If a line of the records holds the word "type", copy it out.

━━━━━ INFORMATION SHOWN

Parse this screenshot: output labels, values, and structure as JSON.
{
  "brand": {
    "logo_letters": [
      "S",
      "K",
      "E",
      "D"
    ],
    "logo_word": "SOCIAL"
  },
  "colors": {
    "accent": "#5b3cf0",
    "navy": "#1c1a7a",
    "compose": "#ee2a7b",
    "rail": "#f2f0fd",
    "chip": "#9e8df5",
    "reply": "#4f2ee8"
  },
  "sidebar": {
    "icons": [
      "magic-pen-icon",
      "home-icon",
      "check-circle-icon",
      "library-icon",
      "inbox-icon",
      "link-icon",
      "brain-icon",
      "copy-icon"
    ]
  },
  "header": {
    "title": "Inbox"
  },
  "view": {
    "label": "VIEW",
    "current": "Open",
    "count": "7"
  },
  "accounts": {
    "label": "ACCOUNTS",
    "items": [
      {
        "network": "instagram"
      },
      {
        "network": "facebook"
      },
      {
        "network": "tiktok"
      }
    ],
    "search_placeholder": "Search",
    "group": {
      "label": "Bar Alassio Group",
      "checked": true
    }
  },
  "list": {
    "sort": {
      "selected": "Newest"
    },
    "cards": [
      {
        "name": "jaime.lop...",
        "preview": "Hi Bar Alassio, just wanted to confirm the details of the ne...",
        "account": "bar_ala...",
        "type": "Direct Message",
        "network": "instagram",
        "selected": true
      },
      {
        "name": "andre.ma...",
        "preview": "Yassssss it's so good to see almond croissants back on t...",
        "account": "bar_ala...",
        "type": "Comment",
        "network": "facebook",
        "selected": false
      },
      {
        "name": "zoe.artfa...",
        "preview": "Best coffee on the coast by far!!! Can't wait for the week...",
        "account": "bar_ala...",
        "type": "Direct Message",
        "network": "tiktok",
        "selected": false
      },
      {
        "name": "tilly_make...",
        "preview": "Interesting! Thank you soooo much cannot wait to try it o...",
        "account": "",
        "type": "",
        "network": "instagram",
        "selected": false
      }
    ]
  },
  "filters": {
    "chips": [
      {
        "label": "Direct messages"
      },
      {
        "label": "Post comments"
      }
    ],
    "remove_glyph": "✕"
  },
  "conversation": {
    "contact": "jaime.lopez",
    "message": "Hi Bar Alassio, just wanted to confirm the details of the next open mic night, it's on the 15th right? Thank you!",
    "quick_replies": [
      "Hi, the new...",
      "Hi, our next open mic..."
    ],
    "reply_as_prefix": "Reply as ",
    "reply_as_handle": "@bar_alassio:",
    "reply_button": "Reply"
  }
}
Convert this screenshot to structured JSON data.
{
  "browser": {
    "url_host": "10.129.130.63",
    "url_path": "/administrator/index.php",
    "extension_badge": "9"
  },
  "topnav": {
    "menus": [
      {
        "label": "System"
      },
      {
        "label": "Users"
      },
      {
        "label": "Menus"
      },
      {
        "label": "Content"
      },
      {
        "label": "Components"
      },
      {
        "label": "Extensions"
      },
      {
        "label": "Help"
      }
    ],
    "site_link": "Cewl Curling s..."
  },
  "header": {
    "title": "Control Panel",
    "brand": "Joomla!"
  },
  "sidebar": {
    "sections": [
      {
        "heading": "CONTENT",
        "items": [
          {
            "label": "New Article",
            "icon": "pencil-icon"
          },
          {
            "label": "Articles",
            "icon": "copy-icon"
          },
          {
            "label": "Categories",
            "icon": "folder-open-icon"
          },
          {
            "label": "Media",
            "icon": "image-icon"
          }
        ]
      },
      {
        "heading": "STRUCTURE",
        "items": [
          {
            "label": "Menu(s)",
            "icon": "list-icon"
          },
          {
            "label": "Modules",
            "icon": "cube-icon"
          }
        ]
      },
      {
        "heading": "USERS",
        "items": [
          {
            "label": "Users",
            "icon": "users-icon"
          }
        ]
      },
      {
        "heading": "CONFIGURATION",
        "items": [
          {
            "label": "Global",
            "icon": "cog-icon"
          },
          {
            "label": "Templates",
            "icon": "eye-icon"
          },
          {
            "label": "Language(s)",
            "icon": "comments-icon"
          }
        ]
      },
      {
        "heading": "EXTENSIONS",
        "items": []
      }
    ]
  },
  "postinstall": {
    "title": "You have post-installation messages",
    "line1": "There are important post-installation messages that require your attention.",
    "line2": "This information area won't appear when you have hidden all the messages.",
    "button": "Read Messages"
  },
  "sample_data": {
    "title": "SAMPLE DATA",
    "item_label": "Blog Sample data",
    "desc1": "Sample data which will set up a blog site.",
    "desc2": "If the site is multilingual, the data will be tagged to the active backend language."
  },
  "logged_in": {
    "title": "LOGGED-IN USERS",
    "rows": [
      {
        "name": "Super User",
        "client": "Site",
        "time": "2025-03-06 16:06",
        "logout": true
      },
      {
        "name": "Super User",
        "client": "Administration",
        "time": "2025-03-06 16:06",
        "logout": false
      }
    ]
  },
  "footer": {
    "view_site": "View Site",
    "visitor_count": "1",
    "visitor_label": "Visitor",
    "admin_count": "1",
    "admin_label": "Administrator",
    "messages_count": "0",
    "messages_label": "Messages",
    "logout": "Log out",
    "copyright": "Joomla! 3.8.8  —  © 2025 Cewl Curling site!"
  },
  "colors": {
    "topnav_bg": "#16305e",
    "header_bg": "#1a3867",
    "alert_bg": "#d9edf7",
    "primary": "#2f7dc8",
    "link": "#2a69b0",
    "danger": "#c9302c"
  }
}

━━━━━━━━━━

WRITTEN RESPONSE:
        "type": "Direct Message",
        "type": "Comment",
        "type": "Direct Message",
        "type": "",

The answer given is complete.